So I'm trying to model the process of towing an iceberg from Antarctica to elsewhere to use for fresh water.

I hit a dead end trying to find how much of the iceberg would be left. I know it takes 333 J/g to melt ice and the mass of the iceberg is 7 million tons so i know how much energy it would take in total to melt the iceberg. I have also come up with an equation T(x) that represents the temperature of water at a distance x from the equator. I however cannot find out how much heat energy the ocean provides the iceberg.

A simpler way to think of this is if a cube of ice was in an open system of water where the water just keeps heating the ice without changing temperature. Any insight such as rate or anything would be really helpful.

I hit a dead end trying to find how much of the iceberg would be left. I know it takes 333 J/g to melt ice and the mass of the iceberg is 7 million tons so i know how much energy it would take in total to melt the iceberg. I have also come up with an equation T(x) that represents the temperature of water at a distance x from the equator. I however cannot find out how much heat energy the ocean provides the iceberg.

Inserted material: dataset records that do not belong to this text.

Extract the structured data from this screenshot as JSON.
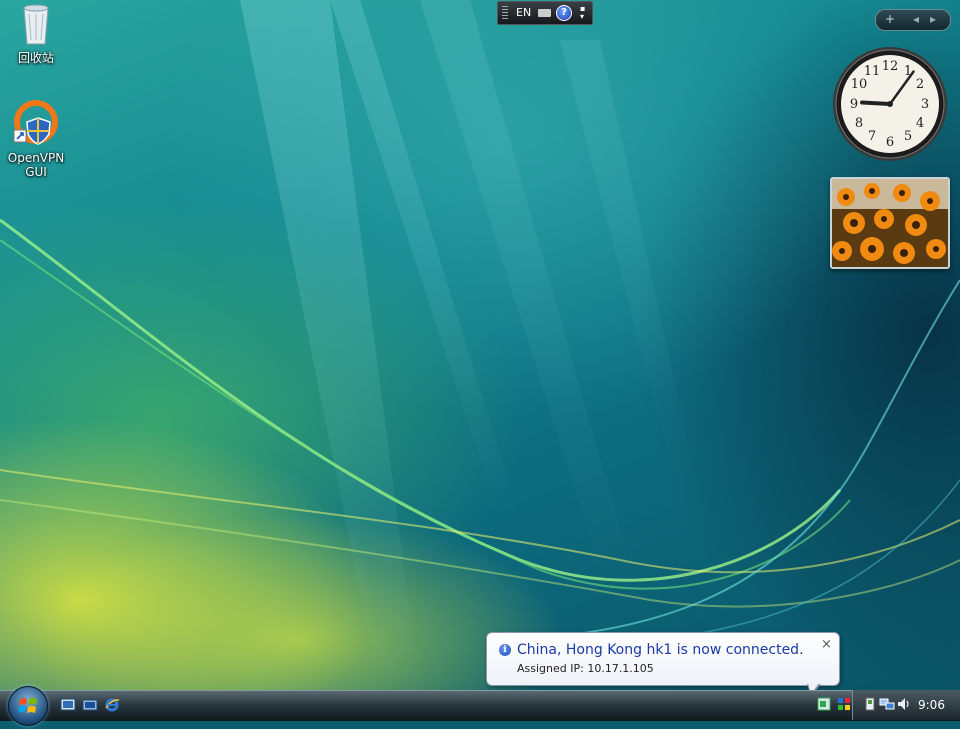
{
  "desktop_icons": [
    {
      "label": "回收站",
      "icon": "recycle-bin-icon"
    },
    {
      "label": "OpenVPN GUI",
      "icon": "openvpn-icon"
    }
  ],
  "language_bar": {
    "lang": "EN",
    "keyboard_icon": "keyboard-icon",
    "help_icon": "help-icon"
  },
  "sidebar": {
    "add_label": "+",
    "prev_label": "◂",
    "next_label": "▸",
    "clock": {
      "hour": 9,
      "minute": 6
    },
    "slideshow": {
      "theme": "orange-flowers"
    }
  },
  "notification": {
    "title": "China, Hong Kong hk1 is now connected.",
    "body": "Assigned IP: 10.17.1.105",
    "close": "×",
    "icon": "info-icon"
  },
  "taskbar": {
    "quicklaunch": [
      "show-desktop-icon",
      "switch-windows-icon",
      "internet-explorer-icon"
    ],
    "tray_icons": [
      "openvpn-tray-icon",
      "network-icon",
      "safely-remove-icon",
      "network-connections-icon",
      "volume-icon"
    ],
    "clock": "9:06"
  }
}
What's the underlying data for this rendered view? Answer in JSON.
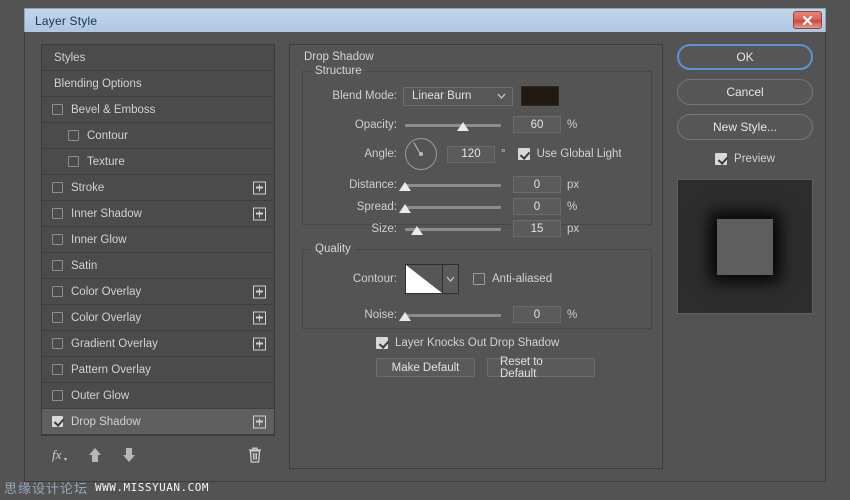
{
  "window": {
    "title": "Layer Style",
    "close_label": "x"
  },
  "sidebar": {
    "items": [
      {
        "label": "Styles",
        "type": "header",
        "checkbox": null,
        "plus": false,
        "selected": false
      },
      {
        "label": "Blending Options",
        "type": "header",
        "checkbox": null,
        "plus": false,
        "selected": false
      },
      {
        "label": "Bevel & Emboss",
        "type": "normal",
        "checkbox": false,
        "plus": false,
        "selected": false
      },
      {
        "label": "Contour",
        "type": "sub",
        "checkbox": false,
        "plus": false,
        "selected": false
      },
      {
        "label": "Texture",
        "type": "sub",
        "checkbox": false,
        "plus": false,
        "selected": false
      },
      {
        "label": "Stroke",
        "type": "normal",
        "checkbox": false,
        "plus": true,
        "selected": false
      },
      {
        "label": "Inner Shadow",
        "type": "normal",
        "checkbox": false,
        "plus": true,
        "selected": false
      },
      {
        "label": "Inner Glow",
        "type": "normal",
        "checkbox": false,
        "plus": false,
        "selected": false
      },
      {
        "label": "Satin",
        "type": "normal",
        "checkbox": false,
        "plus": false,
        "selected": false
      },
      {
        "label": "Color Overlay",
        "type": "normal",
        "checkbox": false,
        "plus": true,
        "selected": false
      },
      {
        "label": "Color Overlay",
        "type": "normal",
        "checkbox": false,
        "plus": true,
        "selected": false
      },
      {
        "label": "Gradient Overlay",
        "type": "normal",
        "checkbox": false,
        "plus": true,
        "selected": false
      },
      {
        "label": "Pattern Overlay",
        "type": "normal",
        "checkbox": false,
        "plus": false,
        "selected": false
      },
      {
        "label": "Outer Glow",
        "type": "normal",
        "checkbox": false,
        "plus": false,
        "selected": false
      },
      {
        "label": "Drop Shadow",
        "type": "normal",
        "checkbox": true,
        "plus": true,
        "selected": true
      }
    ],
    "toolbar": {
      "fx_icon": "fx-icon",
      "up_icon": "arrow-up-icon",
      "down_icon": "arrow-down-icon",
      "trash_icon": "trash-icon"
    }
  },
  "main": {
    "panel_title": "Drop Shadow",
    "structure": {
      "legend": "Structure",
      "blend_mode": {
        "label": "Blend Mode:",
        "value": "Linear Burn",
        "color": "#221a10"
      },
      "opacity": {
        "label": "Opacity:",
        "value": "60",
        "unit": "%",
        "slider_pct": 60
      },
      "angle": {
        "label": "Angle:",
        "value": "120",
        "unit": "°",
        "degrees": 120,
        "use_global_light": {
          "label": "Use Global Light",
          "checked": true
        }
      },
      "distance": {
        "label": "Distance:",
        "value": "0",
        "unit": "px",
        "slider_pct": 0
      },
      "spread": {
        "label": "Spread:",
        "value": "0",
        "unit": "%",
        "slider_pct": 0
      },
      "size": {
        "label": "Size:",
        "value": "15",
        "unit": "px",
        "slider_pct": 12
      }
    },
    "quality": {
      "legend": "Quality",
      "contour": {
        "label": "Contour:",
        "anti_aliased": {
          "label": "Anti-aliased",
          "checked": false
        }
      },
      "noise": {
        "label": "Noise:",
        "value": "0",
        "unit": "%",
        "slider_pct": 0
      }
    },
    "knockout": {
      "label": "Layer Knocks Out Drop Shadow",
      "checked": true
    },
    "make_default_label": "Make Default",
    "reset_default_label": "Reset to Default"
  },
  "right": {
    "ok_label": "OK",
    "cancel_label": "Cancel",
    "new_style_label": "New Style...",
    "preview": {
      "label": "Preview",
      "checked": true
    }
  },
  "watermark": {
    "cn": "思缘设计论坛",
    "en": "WWW.MISSYUAN.COM"
  }
}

A simpler way to think of this is if a cube of ice was in an open system of water where the water just keeps heating the ice without changing temperature. Any insight such as rate or anything would be really helpful.